Hypochlorous acid decomposes quite slowly in our water supply network since sunlight does not penetrate there. In addition, in order to kill bacteria, so much chlorine is introduced into tap water that it reaches our taps even in its free form. Thus, free chlorine can get into our aquariums with drinking water from a tap and decompose into hydrochloric acid with the formation of chloric acid. Strongly bleaching and oxidizing hypochlorous acid acts on the gills and scales of fish, causing great damage.
Fish in chlorine-containing water show signs of severe poisoning, difficulty breathing, they are forced to rise to the surface, become shy, change color. They begin to rush around the aquarium in search of clean chlorine-free water. In cases of severe poisoning, the fish soon become slow and then die.
Due to the strong oxidizing effect of chlorine-containing water, sensitive gills and blood are damaged in the first place. In addition, hyperplasia of the gill epithelium occurs and disturbances in the general metabolism occur. In poisoned fish, the gills become faded, almost discolored, skin lesions appear.
Chlorine is very toxic to fish. At a chlorine concentration of 0.016 mg / L, numerous injuries appear, and even at a concentration of 0.001 mg / L, the behavior of the fish changes. Drinking water may contain chlorine in a concentration of up to 3 mg / l, and this is absolutely not suitable for fish.
If the above symptoms appear, check the water for chlorine. It is recommended that you buy quick test kits to determine the chlorine concentration of 0.001 mg / L.
In case of severe, acute chlorine poisoning, you can try to save the fish by adding sodium thiosulfate, which is able to bind chlorine, to the aquarium water.
As a precautionary measure, I recommend that you first find out about the real concentration of chlorine in your tap water, for which you need to call to the according service, a water station, or your local utilities. Even minor amounts of chlorine should be neutralized either by adding sodium thiosulfate to the water or by passing water through a home filter. The method of neutralization with sodium thiosulfate has the disadvantage that you do not know how much it needs to be added to water to neutralize chlorine, and secondly, the reaction products will remain in the water, even if they are relatively harmless. The cleaning method through a home filter is the simplest and most effective. To do this, you only need a large container (a polymer barrel, another aquarium, etc.) in which you pour tap water, passing it through a good, effective filter, and leave it for several days in the light. Free chlorine is converted to harmless calcium chloride, which occurs in certain sizes due to the presence of calcium in tap water. Chlorine is completely removed by heating tap water (or thawing after freezing).
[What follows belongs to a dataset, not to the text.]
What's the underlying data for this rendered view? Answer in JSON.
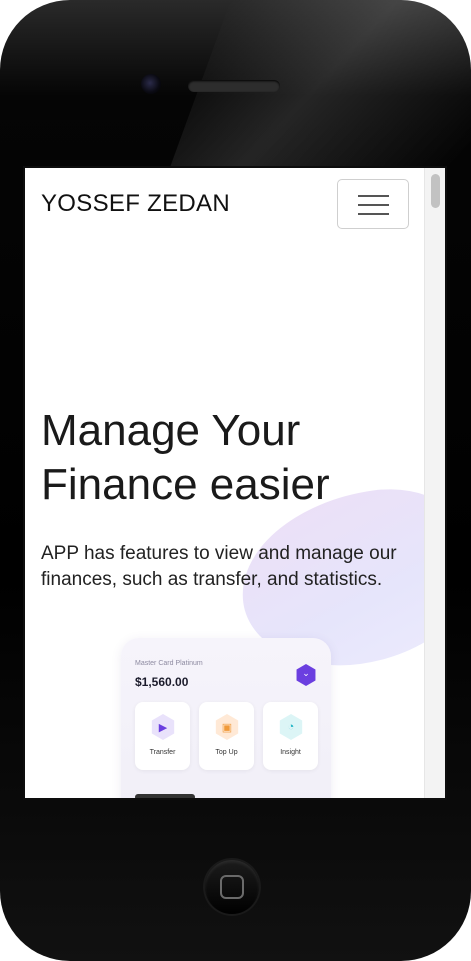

Activated carbon can also remove free chlorine from water. At the same time, the activated carbon absorbs not only free chlorine but also accelerates the process of conversion of chlorine into hydrochloric acid through the decomposition of hypochlorous acid. This method works optimally only under a certain pressure. For these purposes, you need to have a stationary tank with activated carbon, directly connected to a water tap.